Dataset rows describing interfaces
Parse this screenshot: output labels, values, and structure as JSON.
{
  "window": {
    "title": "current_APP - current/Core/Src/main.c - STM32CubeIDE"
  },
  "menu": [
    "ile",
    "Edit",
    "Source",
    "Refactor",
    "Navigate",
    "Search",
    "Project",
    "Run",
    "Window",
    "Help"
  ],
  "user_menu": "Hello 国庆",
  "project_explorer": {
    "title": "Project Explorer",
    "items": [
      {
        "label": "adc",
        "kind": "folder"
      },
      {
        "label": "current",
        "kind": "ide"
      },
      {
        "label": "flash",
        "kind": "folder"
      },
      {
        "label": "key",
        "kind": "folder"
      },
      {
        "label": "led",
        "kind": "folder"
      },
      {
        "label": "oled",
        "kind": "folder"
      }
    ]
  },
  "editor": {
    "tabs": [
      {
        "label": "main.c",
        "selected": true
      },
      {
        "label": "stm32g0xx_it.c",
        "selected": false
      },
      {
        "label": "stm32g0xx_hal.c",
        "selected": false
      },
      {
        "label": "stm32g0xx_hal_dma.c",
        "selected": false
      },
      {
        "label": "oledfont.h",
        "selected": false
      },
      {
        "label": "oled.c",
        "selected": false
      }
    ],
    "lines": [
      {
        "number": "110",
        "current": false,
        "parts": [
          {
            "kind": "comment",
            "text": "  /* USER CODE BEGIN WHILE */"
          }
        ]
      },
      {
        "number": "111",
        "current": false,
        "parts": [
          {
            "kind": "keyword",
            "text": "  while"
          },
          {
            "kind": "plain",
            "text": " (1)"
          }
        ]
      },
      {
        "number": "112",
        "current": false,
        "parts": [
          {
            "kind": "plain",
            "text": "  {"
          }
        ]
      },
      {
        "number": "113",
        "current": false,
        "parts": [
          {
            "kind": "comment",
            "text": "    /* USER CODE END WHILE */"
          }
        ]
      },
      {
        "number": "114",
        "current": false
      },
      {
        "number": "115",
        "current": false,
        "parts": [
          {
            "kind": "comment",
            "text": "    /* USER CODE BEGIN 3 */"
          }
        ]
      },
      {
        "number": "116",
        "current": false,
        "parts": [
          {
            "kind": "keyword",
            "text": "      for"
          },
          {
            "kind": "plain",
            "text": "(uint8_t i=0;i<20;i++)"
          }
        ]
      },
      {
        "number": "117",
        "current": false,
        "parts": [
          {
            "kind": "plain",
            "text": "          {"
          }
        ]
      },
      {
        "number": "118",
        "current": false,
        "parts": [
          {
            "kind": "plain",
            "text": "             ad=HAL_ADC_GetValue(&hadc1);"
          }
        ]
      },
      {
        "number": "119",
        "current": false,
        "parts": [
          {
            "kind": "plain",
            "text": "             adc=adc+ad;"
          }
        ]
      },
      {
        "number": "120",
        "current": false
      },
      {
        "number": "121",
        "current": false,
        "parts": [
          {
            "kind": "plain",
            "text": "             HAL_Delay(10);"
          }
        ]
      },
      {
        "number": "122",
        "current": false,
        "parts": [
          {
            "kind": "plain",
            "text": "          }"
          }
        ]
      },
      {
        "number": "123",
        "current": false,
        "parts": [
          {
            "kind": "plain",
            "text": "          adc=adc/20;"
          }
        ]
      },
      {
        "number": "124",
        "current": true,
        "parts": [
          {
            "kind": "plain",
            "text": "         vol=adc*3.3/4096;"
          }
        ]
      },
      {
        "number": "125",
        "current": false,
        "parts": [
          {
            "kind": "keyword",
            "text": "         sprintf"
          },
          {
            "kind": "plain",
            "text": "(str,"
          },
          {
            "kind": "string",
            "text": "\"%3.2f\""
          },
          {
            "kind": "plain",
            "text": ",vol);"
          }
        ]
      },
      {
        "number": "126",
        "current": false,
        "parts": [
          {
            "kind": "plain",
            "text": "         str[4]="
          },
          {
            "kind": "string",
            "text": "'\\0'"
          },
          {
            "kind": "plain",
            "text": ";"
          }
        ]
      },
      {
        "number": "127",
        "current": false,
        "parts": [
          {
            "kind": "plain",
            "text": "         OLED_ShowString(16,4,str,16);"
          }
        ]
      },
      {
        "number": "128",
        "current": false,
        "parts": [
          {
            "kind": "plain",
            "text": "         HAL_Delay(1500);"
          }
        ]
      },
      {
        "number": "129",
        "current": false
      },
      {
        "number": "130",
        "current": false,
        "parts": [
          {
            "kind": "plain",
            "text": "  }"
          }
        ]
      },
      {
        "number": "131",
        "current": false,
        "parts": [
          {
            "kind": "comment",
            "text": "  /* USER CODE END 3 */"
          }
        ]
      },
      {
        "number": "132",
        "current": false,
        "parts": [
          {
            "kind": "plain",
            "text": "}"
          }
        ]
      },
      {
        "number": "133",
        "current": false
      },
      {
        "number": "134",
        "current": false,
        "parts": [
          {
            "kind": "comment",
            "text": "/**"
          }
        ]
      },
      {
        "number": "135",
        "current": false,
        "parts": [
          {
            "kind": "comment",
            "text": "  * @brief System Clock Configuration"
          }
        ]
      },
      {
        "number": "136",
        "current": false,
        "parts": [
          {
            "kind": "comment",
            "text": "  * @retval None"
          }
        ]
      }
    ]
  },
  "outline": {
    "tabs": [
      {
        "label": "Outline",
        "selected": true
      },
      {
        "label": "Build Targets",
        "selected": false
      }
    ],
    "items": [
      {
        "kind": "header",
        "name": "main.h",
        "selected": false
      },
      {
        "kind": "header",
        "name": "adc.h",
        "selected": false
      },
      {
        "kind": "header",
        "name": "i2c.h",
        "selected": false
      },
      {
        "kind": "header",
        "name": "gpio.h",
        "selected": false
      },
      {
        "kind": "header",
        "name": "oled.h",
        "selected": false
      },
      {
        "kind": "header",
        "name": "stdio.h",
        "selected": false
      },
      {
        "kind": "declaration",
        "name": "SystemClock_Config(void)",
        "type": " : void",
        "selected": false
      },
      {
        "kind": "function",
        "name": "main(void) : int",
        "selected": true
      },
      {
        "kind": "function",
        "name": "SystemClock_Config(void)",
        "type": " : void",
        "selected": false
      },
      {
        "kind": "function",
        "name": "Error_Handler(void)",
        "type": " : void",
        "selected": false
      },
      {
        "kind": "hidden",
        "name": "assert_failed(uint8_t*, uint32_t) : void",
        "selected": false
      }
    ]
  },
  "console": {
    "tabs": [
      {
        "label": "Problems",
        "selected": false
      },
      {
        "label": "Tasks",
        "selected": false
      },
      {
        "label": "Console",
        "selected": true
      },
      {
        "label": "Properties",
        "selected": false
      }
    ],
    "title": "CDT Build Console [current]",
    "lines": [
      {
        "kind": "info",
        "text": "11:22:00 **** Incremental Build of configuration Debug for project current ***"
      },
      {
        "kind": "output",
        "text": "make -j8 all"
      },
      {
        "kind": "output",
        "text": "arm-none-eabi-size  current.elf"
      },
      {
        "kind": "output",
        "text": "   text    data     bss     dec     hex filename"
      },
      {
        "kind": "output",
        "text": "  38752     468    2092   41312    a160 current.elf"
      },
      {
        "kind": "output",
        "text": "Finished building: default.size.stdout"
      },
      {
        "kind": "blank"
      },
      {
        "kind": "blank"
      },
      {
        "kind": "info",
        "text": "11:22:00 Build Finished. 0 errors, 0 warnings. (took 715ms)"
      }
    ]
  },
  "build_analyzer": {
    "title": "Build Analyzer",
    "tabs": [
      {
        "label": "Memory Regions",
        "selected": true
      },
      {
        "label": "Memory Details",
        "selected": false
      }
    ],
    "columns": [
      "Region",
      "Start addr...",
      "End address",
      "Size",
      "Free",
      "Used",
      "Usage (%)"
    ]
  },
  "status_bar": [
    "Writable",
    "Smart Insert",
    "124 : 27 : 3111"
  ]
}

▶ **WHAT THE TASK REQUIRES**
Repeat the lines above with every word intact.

▶ **RESPONSE TO THIS TASK**
Parse this screenshot: output labels, values, and structure as JSON.
{
  "window": {
    "title": "current_APP - current/Core/Src/main.c - STM32CubeIDE"
  },
  "menu": [
    "ile",
    "Edit",
    "Source",
    "Refactor",
    "Navigate",
    "Search",
    "Project",
    "Run",
    "Window",
    "Help"
  ],
  "user_menu": "Hello 国庆",
  "project_explorer": {
    "title": "Project Explorer",
    "items": [
      {
        "label": "adc",
        "kind": "folder"
      },
      {
        "label": "current",
        "kind": "ide"
      },
      {
        "label": "flash",
        "kind": "folder"
      },
      {
        "label": "key",
        "kind": "folder"
      },
      {
        "label": "led",
        "kind": "folder"
      },
      {
        "label": "oled",
        "kind": "folder"
      }
    ]
  },
  "editor": {
    "tabs": [
      {
        "label": "main.c",
        "selected": true
      },
      {
        "label": "stm32g0xx_it.c",
        "selected": false
      },
      {
        "label": "stm32g0xx_hal.c",
        "selected": false
      },
      {
        "label": "stm32g0xx_hal_dma.c",
        "selected": false
      },
      {
        "label": "oledfont.h",
        "selected": false
      },
      {
        "label": "oled.c",
        "selected": false
      }
    ],
    "lines": [
      {
        "number": "110",
        "current": false,
        "parts": [
          {
            "kind": "comment",
            "text": "  /* USER CODE BEGIN WHILE */"
          }
        ]
      },
      {
        "number": "111",
        "current": false,
        "parts": [
          {
            "kind": "keyword",
            "text": "  while"
          },
          {
            "kind": "plain",
            "text": " (1)"
          }
        ]
      },
      {
        "number": "112",
        "current": false,
        "parts": [
          {
            "kind": "plain",
            "text": "  {"
          }
        ]
      },
      {
        "number": "113",
        "current": false,
        "parts": [
          {
            "kind": "comment",
            "text": "    /* USER CODE END WHILE */"
          }
        ]
      },
      {
        "number": "114",
        "current": false
      },
      {
        "number": "115",
        "current": false,
        "parts": [
          {
            "kind": "comment",
            "text": "    /* USER CODE BEGIN 3 */"
          }
        ]
      },
      {
        "number": "116",
        "current": false,
        "parts": [
          {
            "kind": "keyword",
            "text": "      for"
          },
          {
            "kind": "plain",
            "text": "(uint8_t i=0;i<20;i++)"
          }
        ]
      },
      {
        "number": "117",
        "current": false,
        "parts": [
          {
            "kind": "plain",
            "text": "          {"
          }
        ]
      },
      {
        "number": "118",
        "current": false,
        "parts": [
          {
            "kind": "plain",
            "text": "             ad=HAL_ADC_GetValue(&hadc1);"
          }
        ]
      },
      {
        "number": "119",
        "current": false,
        "parts": [
          {
            "kind": "plain",
            "text": "             adc=adc+ad;"
          }
        ]
      },
      {
        "number": "120",
        "current": false
      },
      {
        "number": "121",
        "current": false,
        "parts": [
          {
            "kind": "plain",
            "text": "             HAL_Delay(10);"
          }
        ]
      },
      {
        "number": "122",
        "current": false,
        "parts": [
          {
            "kind": "plain",
            "text": "          }"
          }
        ]
      },
      {
        "number": "123",
        "current": false,
        "parts": [
          {
            "kind": "plain",
            "text": "          adc=adc/20;"
          }
        ]
      },
      {
        "number": "124",
        "current": true,
        "parts": [
          {
            "kind": "plain",
            "text": "         vol=adc*3.3/4096;"
          }
        ]
      },
      {
        "number": "125",
        "current": false,
        "parts": [
          {
            "kind": "keyword",
            "text": "         sprintf"
          },
          {
            "kind": "plain",
            "text": "(str,"
          },
          {
            "kind": "string",
            "text": "\"%3.2f\""
          },
          {
            "kind": "plain",
            "text": ",vol);"
          }
        ]
      },
      {
        "number": "126",
        "current": false,
        "parts": [
          {
            "kind": "plain",
            "text": "         str[4]="
          },
          {
            "kind": "string",
            "text": "'\\0'"
          },
          {
            "kind": "plain",
            "text": ";"
          }
        ]
      },
      {
        "number": "127",
        "current": false,
        "parts": [
          {
            "kind": "plain",
            "text": "         OLED_ShowString(16,4,str,16);"
          }
        ]
      },
      {
        "number": "128",
        "current": false,
        "parts": [
          {
            "kind": "plain",
            "text": "         HAL_Delay(1500);"
          }
        ]
      },
      {
        "number": "129",
        "current": false
      },
      {
        "number": "130",
        "current": false,
        "parts": [
          {
            "kind": "plain",
            "text": "  }"
          }
        ]
      },
      {
        "number": "131",
        "current": false,
        "parts": [
          {
            "kind": "comment",
            "text": "  /* USER CODE END 3 */"
          }
        ]
      },
      {
        "number": "132",
        "current": false,
        "parts": [
          {
            "kind": "plain",
            "text": "}"
          }
        ]
      },
      {
        "number": "133",
        "current": false
      },
      {
        "number": "134",
        "current": false,
        "parts": [
          {
            "kind": "comment",
            "text": "/**"
          }
        ]
      },
      {
        "number": "135",
        "current": false,
        "parts": [
          {
            "kind": "comment",
            "text": "  * @brief System Clock Configuration"
          }
        ]
      },
      {
        "number": "136",
        "current": false,
        "parts": [
          {
            "kind": "comment",
            "text": "  * @retval None"
          }
        ]
      }
    ]
  },
  "outline": {
    "tabs": [
      {
        "label": "Outline",
        "selected": true
      },
      {
        "label": "Build Targets",
        "selected": false
      }
    ],
    "items": [
      {
        "kind": "header",
        "name": "main.h",
        "selected": false
      },
      {
        "kind": "header",
        "name": "adc.h",
        "selected": false
      },
      {
        "kind": "header",
        "name": "i2c.h",
        "selected": false
      },
      {
        "kind": "header",
        "name": "gpio.h",
        "selected": false
      },
      {
        "kind": "header",
        "name": "oled.h",
        "selected": false
      },
      {
        "kind": "header",
        "name": "stdio.h",
        "selected": false
      },
      {
        "kind": "declaration",
        "name": "SystemClock_Config(void)",
        "type": " : void",
        "selected": false
      },
      {
        "kind": "function",
        "name": "main(void) : int",
        "selected": true
      },
      {
        "kind": "function",
        "name": "SystemClock_Config(void)",
        "type": " : void",
        "selected": false
      },
      {
        "kind": "function",
        "name": "Error_Handler(void)",
        "type": " : void",
        "selected": false
      },
      {
        "kind": "hidden",
        "name": "assert_failed(uint8_t*, uint32_t) : void",
        "selected": false
      }
    ]
  },
  "console": {
    "tabs": [
      {
        "label": "Problems",
        "selected": false
      },
      {
        "label": "Tasks",
        "selected": false
      },
      {
        "label": "Console",
        "selected": true
      },
      {
        "label": "Properties",
        "selected": false
      }
    ],
    "title": "CDT Build Console [current]",
    "lines": [
      {
        "kind": "info",
        "text": "11:22:00 **** Incremental Build of configuration Debug for project current ***"
      },
      {
        "kind": "output",
        "text": "make -j8 all"
      },
      {
        "kind": "output",
        "text": "arm-none-eabi-size  current.elf"
      },
      {
        "kind": "output",
        "text": "   text    data     bss     dec     hex filename"
      },
      {
        "kind": "output",
        "text": "  38752     468    2092   41312    a160 current.elf"
      },
      {
        "kind": "output",
        "text": "Finished building: default.size.stdout"
      },
      {
        "kind": "blank"
      },
      {
        "kind": "blank"
      },
      {
        "kind": "info",
        "text": "11:22:00 Build Finished. 0 errors, 0 warnings. (took 715ms)"
      }
    ]
  },
  "build_analyzer": {
    "title": "Build Analyzer",
    "tabs": [
      {
        "label": "Memory Regions",
        "selected": true
      },
      {
        "label": "Memory Details",
        "selected": false
      }
    ],
    "columns": [
      "Region",
      "Start addr...",
      "End address",
      "Size",
      "Free",
      "Used",
      "Usage (%)"
    ]
  },
  "status_bar": [
    "Writable",
    "Smart Insert",
    "124 : 27 : 3111"
  ]
}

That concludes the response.